  13. karl_jones says:

    It is beeing sold to us as “the encyclopedia that anybody can edit” but in reality only those prepaired to invest ridiculous amounts of time and energy in fighting for their edits need apply.

    That’s true of contentious articles, but most articles are non-contentious.

    Most of my Wikipedia edits are pretty simple: fixing typographic and grammatical errors, improving style for readability, adding links to relevant articles.

    I’ve added very little that might be construed as “new content” — which is to be expected, at this stage in Wikipedia’s life.

    Consequently, I almost never meet resistance to my edits.

  14. Anonymous says:

    @Cory, thank you for the review! @Kieran, I try to be careful about generalizing from Wikipedia to society at large, but you can find some discussion of this in Alexis Madrigal’s “In Rancorous Times, Can Wikipedia Show Us How to All Get Along?”

    Also, I recommend people check out the book’s web site (which has free chapters, links to reviews, interviews, etc.)
    http://reagle.org/joseph/2010/gfc/

  15. teflon says:

    Interestingly, I have recently heard from a (usually) reliable source who is privy to such information, that in the last year or so the majority of Wikipedia edits are being done by intelligence services, domestic and foreign. Do what you want with this information. Only repeating a shocking statement from a source who should (in theory) be “in the know”.

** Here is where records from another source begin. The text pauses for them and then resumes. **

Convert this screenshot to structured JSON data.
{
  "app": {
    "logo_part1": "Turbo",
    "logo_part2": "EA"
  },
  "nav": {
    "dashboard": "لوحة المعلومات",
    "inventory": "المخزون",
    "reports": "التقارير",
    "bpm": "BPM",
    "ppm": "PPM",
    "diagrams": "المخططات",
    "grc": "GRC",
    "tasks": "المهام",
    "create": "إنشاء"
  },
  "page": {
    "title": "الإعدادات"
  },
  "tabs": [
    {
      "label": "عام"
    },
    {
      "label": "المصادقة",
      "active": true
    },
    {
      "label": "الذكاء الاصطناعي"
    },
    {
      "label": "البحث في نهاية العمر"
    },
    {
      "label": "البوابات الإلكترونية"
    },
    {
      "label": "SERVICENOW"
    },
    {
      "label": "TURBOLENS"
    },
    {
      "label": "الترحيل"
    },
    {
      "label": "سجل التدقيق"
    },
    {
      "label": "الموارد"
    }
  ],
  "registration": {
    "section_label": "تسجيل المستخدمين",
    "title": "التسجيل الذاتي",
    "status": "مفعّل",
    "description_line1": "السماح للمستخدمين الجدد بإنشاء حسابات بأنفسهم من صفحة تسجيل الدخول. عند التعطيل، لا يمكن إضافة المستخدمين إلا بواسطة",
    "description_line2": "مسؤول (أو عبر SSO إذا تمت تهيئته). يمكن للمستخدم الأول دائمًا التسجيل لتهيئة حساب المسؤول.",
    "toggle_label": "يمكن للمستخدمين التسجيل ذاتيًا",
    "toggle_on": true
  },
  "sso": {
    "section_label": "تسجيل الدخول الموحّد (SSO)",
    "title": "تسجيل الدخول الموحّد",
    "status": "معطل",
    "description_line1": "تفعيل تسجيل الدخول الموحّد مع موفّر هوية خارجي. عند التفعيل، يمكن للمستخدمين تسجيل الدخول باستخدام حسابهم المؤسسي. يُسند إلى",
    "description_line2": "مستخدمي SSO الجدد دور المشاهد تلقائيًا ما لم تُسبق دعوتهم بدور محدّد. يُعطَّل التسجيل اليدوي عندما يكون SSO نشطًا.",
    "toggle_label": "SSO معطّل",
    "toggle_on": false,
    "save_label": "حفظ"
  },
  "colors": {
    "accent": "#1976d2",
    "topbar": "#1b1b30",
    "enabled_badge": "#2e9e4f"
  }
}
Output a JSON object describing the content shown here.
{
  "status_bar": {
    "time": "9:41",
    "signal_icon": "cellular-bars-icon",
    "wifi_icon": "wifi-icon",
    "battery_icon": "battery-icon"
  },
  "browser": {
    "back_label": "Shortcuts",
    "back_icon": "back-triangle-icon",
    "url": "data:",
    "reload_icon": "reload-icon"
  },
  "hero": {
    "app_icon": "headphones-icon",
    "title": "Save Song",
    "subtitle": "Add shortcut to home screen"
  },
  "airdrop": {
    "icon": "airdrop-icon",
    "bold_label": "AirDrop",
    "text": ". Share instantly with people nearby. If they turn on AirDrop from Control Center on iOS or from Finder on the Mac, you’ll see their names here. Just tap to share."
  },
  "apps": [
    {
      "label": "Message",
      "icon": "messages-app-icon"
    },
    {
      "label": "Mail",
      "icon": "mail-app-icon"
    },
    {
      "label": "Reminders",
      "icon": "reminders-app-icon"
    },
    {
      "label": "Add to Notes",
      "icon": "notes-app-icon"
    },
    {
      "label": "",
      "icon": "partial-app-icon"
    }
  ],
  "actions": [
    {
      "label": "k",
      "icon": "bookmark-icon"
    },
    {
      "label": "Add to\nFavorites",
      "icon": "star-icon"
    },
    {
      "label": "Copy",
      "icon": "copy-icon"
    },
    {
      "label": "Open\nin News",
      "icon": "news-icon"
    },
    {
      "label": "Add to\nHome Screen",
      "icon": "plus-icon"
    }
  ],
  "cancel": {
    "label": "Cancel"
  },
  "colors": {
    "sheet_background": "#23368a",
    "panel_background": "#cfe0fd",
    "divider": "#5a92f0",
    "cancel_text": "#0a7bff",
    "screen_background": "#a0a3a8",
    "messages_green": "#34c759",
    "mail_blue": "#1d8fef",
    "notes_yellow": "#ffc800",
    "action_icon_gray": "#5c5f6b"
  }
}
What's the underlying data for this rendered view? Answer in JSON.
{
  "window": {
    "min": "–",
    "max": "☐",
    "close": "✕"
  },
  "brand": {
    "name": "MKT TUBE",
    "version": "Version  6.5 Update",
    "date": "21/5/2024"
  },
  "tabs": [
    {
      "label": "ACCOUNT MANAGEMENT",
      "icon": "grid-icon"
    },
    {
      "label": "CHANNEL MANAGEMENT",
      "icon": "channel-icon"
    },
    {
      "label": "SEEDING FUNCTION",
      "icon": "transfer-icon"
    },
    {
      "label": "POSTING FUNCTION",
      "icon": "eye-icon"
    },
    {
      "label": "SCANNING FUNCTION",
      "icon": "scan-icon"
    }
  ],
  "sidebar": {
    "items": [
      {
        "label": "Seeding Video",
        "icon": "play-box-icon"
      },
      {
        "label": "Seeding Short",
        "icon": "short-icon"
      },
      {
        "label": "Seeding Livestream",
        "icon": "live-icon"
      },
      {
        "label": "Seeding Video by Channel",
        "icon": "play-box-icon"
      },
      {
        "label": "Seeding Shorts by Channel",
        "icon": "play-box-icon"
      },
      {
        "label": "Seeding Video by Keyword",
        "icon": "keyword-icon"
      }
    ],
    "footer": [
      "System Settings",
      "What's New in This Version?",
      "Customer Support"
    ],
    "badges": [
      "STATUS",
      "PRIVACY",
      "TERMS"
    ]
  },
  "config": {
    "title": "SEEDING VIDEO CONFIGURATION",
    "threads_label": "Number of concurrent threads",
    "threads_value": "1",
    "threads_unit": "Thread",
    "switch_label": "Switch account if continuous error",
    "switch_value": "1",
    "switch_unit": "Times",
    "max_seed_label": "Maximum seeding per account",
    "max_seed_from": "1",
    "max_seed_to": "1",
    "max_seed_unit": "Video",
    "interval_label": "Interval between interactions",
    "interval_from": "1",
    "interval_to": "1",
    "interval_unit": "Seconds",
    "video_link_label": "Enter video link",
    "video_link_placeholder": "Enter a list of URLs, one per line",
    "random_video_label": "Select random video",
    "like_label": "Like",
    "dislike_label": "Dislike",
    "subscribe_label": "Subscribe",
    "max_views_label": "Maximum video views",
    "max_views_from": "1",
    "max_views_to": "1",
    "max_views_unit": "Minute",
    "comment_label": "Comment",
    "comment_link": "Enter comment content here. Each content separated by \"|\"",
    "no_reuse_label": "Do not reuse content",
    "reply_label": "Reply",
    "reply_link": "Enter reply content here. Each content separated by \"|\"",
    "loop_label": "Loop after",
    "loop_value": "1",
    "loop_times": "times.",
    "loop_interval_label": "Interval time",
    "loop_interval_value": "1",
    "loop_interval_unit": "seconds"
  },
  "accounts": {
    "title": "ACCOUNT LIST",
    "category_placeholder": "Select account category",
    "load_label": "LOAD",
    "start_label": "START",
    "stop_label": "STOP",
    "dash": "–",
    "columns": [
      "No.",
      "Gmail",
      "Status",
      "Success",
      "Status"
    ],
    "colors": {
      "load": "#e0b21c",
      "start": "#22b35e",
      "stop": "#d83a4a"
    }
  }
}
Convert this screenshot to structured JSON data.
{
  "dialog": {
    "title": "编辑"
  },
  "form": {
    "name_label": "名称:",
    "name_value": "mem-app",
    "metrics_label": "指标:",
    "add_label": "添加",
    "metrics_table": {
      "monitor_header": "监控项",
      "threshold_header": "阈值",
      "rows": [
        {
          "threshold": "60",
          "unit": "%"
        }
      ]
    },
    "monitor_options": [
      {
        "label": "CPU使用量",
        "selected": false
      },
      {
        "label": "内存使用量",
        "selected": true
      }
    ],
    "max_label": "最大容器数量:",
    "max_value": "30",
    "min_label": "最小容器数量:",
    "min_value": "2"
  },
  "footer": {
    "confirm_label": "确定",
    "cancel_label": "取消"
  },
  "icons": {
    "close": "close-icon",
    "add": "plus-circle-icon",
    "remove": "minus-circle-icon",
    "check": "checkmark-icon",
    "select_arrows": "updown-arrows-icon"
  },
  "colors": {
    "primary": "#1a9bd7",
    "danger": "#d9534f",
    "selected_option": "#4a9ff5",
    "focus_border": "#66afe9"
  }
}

  16. andygates says:

    I’ll have to add this to my reading list. The witchy way that “assume good faith” seems to get results where a cynic would expect chaos fascinates and captivates me.

Leave a Reply